## [Required work]
Restate each entry below word for word, without skipping any.

Page and application data records:
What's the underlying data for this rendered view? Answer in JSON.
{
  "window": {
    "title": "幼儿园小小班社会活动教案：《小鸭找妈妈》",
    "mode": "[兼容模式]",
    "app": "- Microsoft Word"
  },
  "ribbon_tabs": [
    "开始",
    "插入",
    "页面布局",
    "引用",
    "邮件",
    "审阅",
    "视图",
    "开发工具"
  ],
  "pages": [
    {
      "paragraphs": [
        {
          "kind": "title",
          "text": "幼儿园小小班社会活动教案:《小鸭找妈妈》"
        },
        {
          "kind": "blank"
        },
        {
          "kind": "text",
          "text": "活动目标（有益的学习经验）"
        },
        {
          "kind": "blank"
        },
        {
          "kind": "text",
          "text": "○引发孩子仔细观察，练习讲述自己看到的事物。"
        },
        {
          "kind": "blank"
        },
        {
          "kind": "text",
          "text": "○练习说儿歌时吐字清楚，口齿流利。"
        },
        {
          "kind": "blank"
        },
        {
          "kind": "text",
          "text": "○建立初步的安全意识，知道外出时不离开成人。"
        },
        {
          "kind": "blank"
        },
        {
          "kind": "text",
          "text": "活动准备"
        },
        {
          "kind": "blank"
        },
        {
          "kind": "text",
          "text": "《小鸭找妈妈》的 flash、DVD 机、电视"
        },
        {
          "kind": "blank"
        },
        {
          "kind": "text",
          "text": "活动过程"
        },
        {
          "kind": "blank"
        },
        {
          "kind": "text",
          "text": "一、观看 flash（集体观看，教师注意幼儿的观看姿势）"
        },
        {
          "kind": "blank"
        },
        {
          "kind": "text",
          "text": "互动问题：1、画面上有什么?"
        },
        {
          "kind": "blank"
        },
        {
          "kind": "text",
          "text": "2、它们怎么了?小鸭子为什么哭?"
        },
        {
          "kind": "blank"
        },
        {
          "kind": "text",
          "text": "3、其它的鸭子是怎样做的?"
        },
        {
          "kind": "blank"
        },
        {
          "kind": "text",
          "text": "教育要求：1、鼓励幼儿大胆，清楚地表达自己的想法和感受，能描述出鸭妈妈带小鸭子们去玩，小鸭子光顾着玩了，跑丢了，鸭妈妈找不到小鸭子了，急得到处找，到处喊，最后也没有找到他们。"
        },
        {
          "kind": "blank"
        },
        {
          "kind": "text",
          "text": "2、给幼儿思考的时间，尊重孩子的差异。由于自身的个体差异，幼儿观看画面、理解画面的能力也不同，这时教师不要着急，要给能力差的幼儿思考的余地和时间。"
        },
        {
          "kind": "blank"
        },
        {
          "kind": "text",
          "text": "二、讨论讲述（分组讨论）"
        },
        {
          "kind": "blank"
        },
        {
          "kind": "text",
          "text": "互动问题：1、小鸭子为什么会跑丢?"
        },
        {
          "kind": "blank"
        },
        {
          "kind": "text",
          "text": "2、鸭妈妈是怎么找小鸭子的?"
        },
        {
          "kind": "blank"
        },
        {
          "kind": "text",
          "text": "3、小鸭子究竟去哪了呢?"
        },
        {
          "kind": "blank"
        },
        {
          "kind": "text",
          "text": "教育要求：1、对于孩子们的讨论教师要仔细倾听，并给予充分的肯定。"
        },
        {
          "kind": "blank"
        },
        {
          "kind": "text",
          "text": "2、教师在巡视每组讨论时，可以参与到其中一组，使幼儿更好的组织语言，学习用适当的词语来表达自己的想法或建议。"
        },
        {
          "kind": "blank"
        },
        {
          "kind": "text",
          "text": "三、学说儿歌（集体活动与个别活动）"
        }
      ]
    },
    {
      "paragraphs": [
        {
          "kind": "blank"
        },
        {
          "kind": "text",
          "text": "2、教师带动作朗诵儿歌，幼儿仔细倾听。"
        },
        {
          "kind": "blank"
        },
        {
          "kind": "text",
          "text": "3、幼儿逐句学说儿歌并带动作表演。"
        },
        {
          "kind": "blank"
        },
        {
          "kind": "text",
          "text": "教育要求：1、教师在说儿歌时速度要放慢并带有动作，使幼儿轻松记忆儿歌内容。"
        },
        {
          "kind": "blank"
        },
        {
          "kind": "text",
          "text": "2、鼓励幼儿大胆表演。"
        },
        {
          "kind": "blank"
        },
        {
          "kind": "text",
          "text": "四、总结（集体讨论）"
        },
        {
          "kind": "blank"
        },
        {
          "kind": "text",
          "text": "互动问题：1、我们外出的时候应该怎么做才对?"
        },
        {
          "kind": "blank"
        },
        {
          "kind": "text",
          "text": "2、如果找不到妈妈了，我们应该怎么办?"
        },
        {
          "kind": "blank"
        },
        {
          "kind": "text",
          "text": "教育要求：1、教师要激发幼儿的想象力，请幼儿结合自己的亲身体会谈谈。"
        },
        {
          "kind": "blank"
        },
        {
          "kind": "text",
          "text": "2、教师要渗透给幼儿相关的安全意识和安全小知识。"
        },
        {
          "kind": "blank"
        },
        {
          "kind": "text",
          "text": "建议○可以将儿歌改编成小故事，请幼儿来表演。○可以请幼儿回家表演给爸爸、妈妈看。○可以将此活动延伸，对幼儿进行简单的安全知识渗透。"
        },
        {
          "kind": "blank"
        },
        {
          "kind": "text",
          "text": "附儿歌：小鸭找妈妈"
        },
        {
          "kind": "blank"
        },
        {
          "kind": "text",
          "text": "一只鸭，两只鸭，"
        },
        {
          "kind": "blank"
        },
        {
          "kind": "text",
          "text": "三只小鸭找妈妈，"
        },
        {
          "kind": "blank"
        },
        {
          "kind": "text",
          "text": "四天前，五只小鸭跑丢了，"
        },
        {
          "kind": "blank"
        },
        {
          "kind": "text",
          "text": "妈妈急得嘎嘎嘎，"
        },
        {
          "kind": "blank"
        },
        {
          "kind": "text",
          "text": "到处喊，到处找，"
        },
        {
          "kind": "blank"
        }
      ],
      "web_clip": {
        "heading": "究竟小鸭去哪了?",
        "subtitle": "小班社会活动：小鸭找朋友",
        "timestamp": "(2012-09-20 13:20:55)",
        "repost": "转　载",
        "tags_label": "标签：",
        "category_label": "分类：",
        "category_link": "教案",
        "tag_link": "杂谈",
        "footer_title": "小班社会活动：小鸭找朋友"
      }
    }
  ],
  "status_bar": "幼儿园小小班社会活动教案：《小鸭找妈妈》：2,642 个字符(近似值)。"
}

## [Written solution]
What's the underlying data for this rendered view? Answer in JSON.
{
  "window": {
    "title": "幼儿园小小班社会活动教案：《小鸭找妈妈》",
    "mode": "[兼容模式]",
    "app": "- Microsoft Word"
  },
  "ribbon_tabs": [
    "开始",
    "插入",
    "页面布局",
    "引用",
    "邮件",
    "审阅",
    "视图",
    "开发工具"
  ],
  "pages": [
    {
      "paragraphs": [
        {
          "kind": "title",
          "text": "幼儿园小小班社会活动教案:《小鸭找妈妈》"
        },
        {
          "kind": "blank"
        },
        {
          "kind": "text",
          "text": "活动目标（有益的学习经验）"
        },
        {
          "kind": "blank"
        },
        {
          "kind": "text",
          "text": "○引发孩子仔细观察，练习讲述自己看到的事物。"
        },
        {
          "kind": "blank"
        },
        {
          "kind": "text",
          "text": "○练习说儿歌时吐字清楚，口齿流利。"
        },
        {
          "kind": "blank"
        },
        {
          "kind": "text",
          "text": "○建立初步的安全意识，知道外出时不离开成人。"
        },
        {
          "kind": "blank"
        },
        {
          "kind": "text",
          "text": "活动准备"
        },
        {
          "kind": "blank"
        },
        {
          "kind": "text",
          "text": "《小鸭找妈妈》的 flash、DVD 机、电视"
        },
        {
          "kind": "blank"
        },
        {
          "kind": "text",
          "text": "活动过程"
        },
        {
          "kind": "blank"
        },
        {
          "kind": "text",
          "text": "一、观看 flash（集体观看，教师注意幼儿的观看姿势）"
        },
        {
          "kind": "blank"
        },
        {
          "kind": "text",
          "text": "互动问题：1、画面上有什么?"
        },
        {
          "kind": "blank"
        },
        {
          "kind": "text",
          "text": "2、它们怎么了?小鸭子为什么哭?"
        },
        {
          "kind": "blank"
        },
        {
          "kind": "text",
          "text": "3、其它的鸭子是怎样做的?"
        },
        {
          "kind": "blank"
        },
        {
          "kind": "text",
          "text": "教育要求：1、鼓励幼儿大胆，清楚地表达自己的想法和感受，能描述出鸭妈妈带小鸭子们去玩，小鸭子光顾着玩了，跑丢了，鸭妈妈找不到小鸭子了，急得到处找，到处喊，最后也没有找到他们。"
        },
        {
          "kind": "blank"
        },
        {
          "kind": "text",
          "text": "2、给幼儿思考的时间，尊重孩子的差异。由于自身的个体差异，幼儿观看画面、理解画面的能力也不同，这时教师不要着急，要给能力差的幼儿思考的余地和时间。"
        },
        {
          "kind": "blank"
        },
        {
          "kind": "text",
          "text": "二、讨论讲述（分组讨论）"
        },
        {
          "kind": "blank"
        },
        {
          "kind": "text",
          "text": "互动问题：1、小鸭子为什么会跑丢?"
        },
        {
          "kind": "blank"
        },
        {
          "kind": "text",
          "text": "2、鸭妈妈是怎么找小鸭子的?"
        },
        {
          "kind": "blank"
        },
        {
          "kind": "text",
          "text": "3、小鸭子究竟去哪了呢?"
        },
        {
          "kind": "blank"
        },
        {
          "kind": "text",
          "text": "教育要求：1、对于孩子们的讨论教师要仔细倾听，并给予充分的肯定。"
        },
        {
          "kind": "blank"
        },
        {
          "kind": "text",
          "text": "2、教师在巡视每组讨论时，可以参与到其中一组，使幼儿更好的组织语言，学习用适当的词语来表达自己的想法或建议。"
        },
        {
          "kind": "blank"
        },
        {
          "kind": "text",
          "text": "三、学说儿歌（集体活动与个别活动）"
        }
      ]
    },
    {
      "paragraphs": [
        {
          "kind": "blank"
        },
        {
          "kind": "text",
          "text": "2、教师带动作朗诵儿歌，幼儿仔细倾听。"
        },
        {
          "kind": "blank"
        },
        {
          "kind": "text",
          "text": "3、幼儿逐句学说儿歌并带动作表演。"
        },
        {
          "kind": "blank"
        },
        {
          "kind": "text",
          "text": "教育要求：1、教师在说儿歌时速度要放慢并带有动作，使幼儿轻松记忆儿歌内容。"
        },
        {
          "kind": "blank"
        },
        {
          "kind": "text",
          "text": "2、鼓励幼儿大胆表演。"
        },
        {
          "kind": "blank"
        },
        {
          "kind": "text",
          "text": "四、总结（集体讨论）"
        },
        {
          "kind": "blank"
        },
        {
          "kind": "text",
          "text": "互动问题：1、我们外出的时候应该怎么做才对?"
        },
        {
          "kind": "blank"
        },
        {
          "kind": "text",
          "text": "2、如果找不到妈妈了，我们应该怎么办?"
        },
        {
          "kind": "blank"
        },
        {
          "kind": "text",
          "text": "教育要求：1、教师要激发幼儿的想象力，请幼儿结合自己的亲身体会谈谈。"
        },
        {
          "kind": "blank"
        },
        {
          "kind": "text",
          "text": "2、教师要渗透给幼儿相关的安全意识和安全小知识。"
        },
        {
          "kind": "blank"
        },
        {
          "kind": "text",
          "text": "建议○可以将儿歌改编成小故事，请幼儿来表演。○可以请幼儿回家表演给爸爸、妈妈看。○可以将此活动延伸，对幼儿进行简单的安全知识渗透。"
        },
        {
          "kind": "blank"
        },
        {
          "kind": "text",
          "text": "附儿歌：小鸭找妈妈"
        },
        {
          "kind": "blank"
        },
        {
          "kind": "text",
          "text": "一只鸭，两只鸭，"
        },
        {
          "kind": "blank"
        },
        {
          "kind": "text",
          "text": "三只小鸭找妈妈，"
        },
        {
          "kind": "blank"
        },
        {
          "kind": "text",
          "text": "四天前，五只小鸭跑丢了，"
        },
        {
          "kind": "blank"
        },
        {
          "kind": "text",
          "text": "妈妈急得嘎嘎嘎，"
        },
        {
          "kind": "blank"
        },
        {
          "kind": "text",
          "text": "到处喊，到处找，"
        },
        {
          "kind": "blank"
        }
      ],
      "web_clip": {
        "heading": "究竟小鸭去哪了?",
        "subtitle": "小班社会活动：小鸭找朋友",
        "timestamp": "(2012-09-20 13:20:55)",
        "repost": "转　载",
        "tags_label": "标签：",
        "category_label": "分类：",
        "category_link": "教案",
        "tag_link": "杂谈",
        "footer_title": "小班社会活动：小鸭找朋友"
      }
    }
  ],
  "status_bar": "幼儿园小小班社会活动教案：《小鸭找妈妈》：2,642 个字符(近似值)。"
}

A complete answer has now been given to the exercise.